A recent trip to a local cemetery for research reminded me of one of my favorite stories, although it is sad.
My wonderful grandmother had ten children. Two children did not make it to adulthood. The deaths of her children were tragic and she never got over them. But raising the other six took all the money available and my aunt and uncle’s graves never were marked with a headstone. Using my contacts in Elberton, Georgia (Tombstone Capital of the World), I was able to purchase two small footstone size markers for their graves.
When the markers were complete I traveled to Elberton to get them and bring them back. Back home in Elgin, my Dad and I asked grandmother if she wanted to go with us to place the stones. This is when I learned that visiting their graves had been something she could not bring herself to do for the years since their death. But for a grandchild, she would do anything.
Our first stop was the graveyard where her newborn son was buried. She entered the well kept little church yard and stopped. “I.. I… I don’t know where they put him,” she said. “I was sick and he was just a few hours old….”
What had I done? I couldn’t even address her or the pain in her face at that moment. “Daddy, can we just set it down here?” I said, pointing to a spot near a fence. “I’m sure somebody will know where it goes. I’ll call some of the church people.”
Daddy undoubtedly felt as I did. “Yeah. Mama, would that be all right?”
She nodded. We set the stone down. I left a note on the parsonage door and we got into the car.
“Grandma, are you OK? Do you want to go home?”
“No, I want to do this,” she said quietly.
Just a minute down the road was the second graveyard, where her daughter was buried after a terrible accident. She was just a toddler when she was killed. Here, Grandma knew where her daughter was buried, but she was surprised to see that someone had placed some landscape coping around the grave and just generally made it as lovely as they could. We placed the first stone and walked away to give her a few minutes with the spot.

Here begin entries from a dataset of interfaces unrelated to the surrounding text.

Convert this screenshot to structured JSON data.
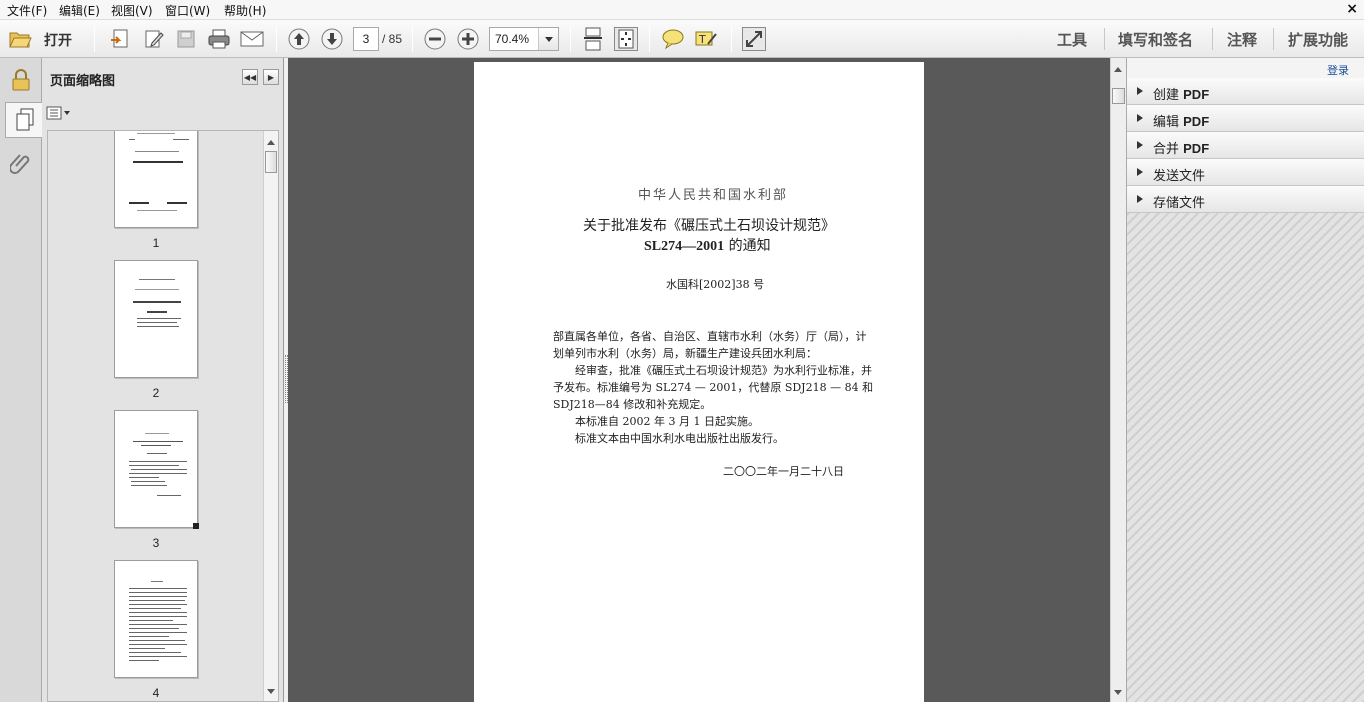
{
  "menu": {
    "file": "文件(F)",
    "edit": "编辑(E)",
    "view": "视图(V)",
    "window": "窗口(W)",
    "help": "帮助(H)",
    "close": "×"
  },
  "toolbar": {
    "open_label": "打开",
    "current_page": "3",
    "page_total": "/ 85",
    "zoom": "70.4%",
    "tools": "工具",
    "fill_sign": "填写和签名",
    "comment": "注释",
    "extended": "扩展功能"
  },
  "thumb_panel": {
    "title": "页面缩略图",
    "pages": [
      "1",
      "2",
      "3",
      "4"
    ],
    "selected_page": "3"
  },
  "document": {
    "ministry": "中华人民共和国水利部",
    "title_line1": "关于批准发布《碾压式土石坝设计规范》",
    "title_line2_code": "SL274—2001",
    "title_line2_rest": " 的通知",
    "doc_number": "水国科[2002]38 号",
    "para1_line1": "部直属各单位，各省、自治区、直辖市水利（水务）厅（局），计",
    "para1_line2": "划单列市水利（水务）局，新疆生产建设兵团水利局：",
    "para2_line1": "经审查，批准《碾压式土石坝设计规范》为水利行业标准，并",
    "para2_line2": "予发布。标准编号为 SL274 — 2001，代替原 SDJ218 — 84 和",
    "para2_line3": "SDJ218—84 修改和补充规定。",
    "para3": "本标准自 2002 年 3 月 1 日起实施。",
    "para4": "标准文本由中国水利水电出版社出版发行。",
    "date": "二〇〇二年一月二十八日"
  },
  "right_panel": {
    "login": "登录",
    "items": [
      {
        "prefix": "创建 ",
        "bold": "PDF"
      },
      {
        "prefix": "编辑 ",
        "bold": "PDF"
      },
      {
        "prefix": "合并 ",
        "bold": "PDF"
      },
      {
        "prefix": "发送文件",
        "bold": ""
      },
      {
        "prefix": "存储文件",
        "bold": ""
      }
    ]
  },
  "colors": {
    "doc_background": "#595959",
    "link_blue": "#1b4f9c"
  }
}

“Hush. It’s good to do this. Give her a minute,” Daddy said.
A few minutes later, Daddy gently took her elbow, “Mama? You ready to go?” She nodded and he led her to the car.
In a few days, Grandma called me and thanked me for taking care of her babies. A few months later, she had the heart attack and subsequent stroke that killed her.
We gave her a beautiful stone.